An emerging governance perspective is the need for boards to assume greater responsibility for positioning themselves to respond to the rapidly evolving legislative and regulatory environment. This is, essentially, a “continuous improvement” message directed at boards that have historically been too sluggish or passive in response to industry and governmental change.

This perspective is championed by the NACD, which describes it as "Building the Strategic-Asset Board." The underlying theme is that boards are more likely to be successful in adapting to significant change if they hold themselves—collectively and individually—more accountable for their levels of performance and engagement. The most traditional methods for implementing such accountability are through the “refreshment” tools of periodic full board, and individual director, self-evaluation; tenure and age limitations; succession planning; enhanced director recruitment and retention limitations on outside board service; “fitness to serve” standards; “onboarding” practices and specific meeting attendance and director education requirements.

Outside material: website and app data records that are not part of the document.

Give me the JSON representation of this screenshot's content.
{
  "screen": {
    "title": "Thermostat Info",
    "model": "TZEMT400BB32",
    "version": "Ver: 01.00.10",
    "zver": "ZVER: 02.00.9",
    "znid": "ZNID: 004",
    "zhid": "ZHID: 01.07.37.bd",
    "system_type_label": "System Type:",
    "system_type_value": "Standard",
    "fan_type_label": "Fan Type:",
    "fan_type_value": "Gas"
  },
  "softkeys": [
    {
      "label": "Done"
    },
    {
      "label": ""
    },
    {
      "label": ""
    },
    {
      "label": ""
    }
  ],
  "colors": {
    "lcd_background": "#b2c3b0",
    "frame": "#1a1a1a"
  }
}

While NACD does not formally endorse any particular refreshment tool, it encourages directors to consider whether their board's composition, director skill sets, and core governance processes remain fit-for-purpose in a dynamic environment where the board’s mandate is dramatically evolving.

NACD’s message of director preparedness is particularly relevant to sophisticated nonprofit corporations, such as health care systems, that are confronting a changing financing model, significant shifts in health care public policy, increased operational complexity, rapidly changing technology, increased competition from multiple sources, and greater levels of media and public scrutiny. The implementation of a board-level continuous improvement program would serve as a clear demonstration of the board’s good faith intent to satisfy its fiduciary obligations.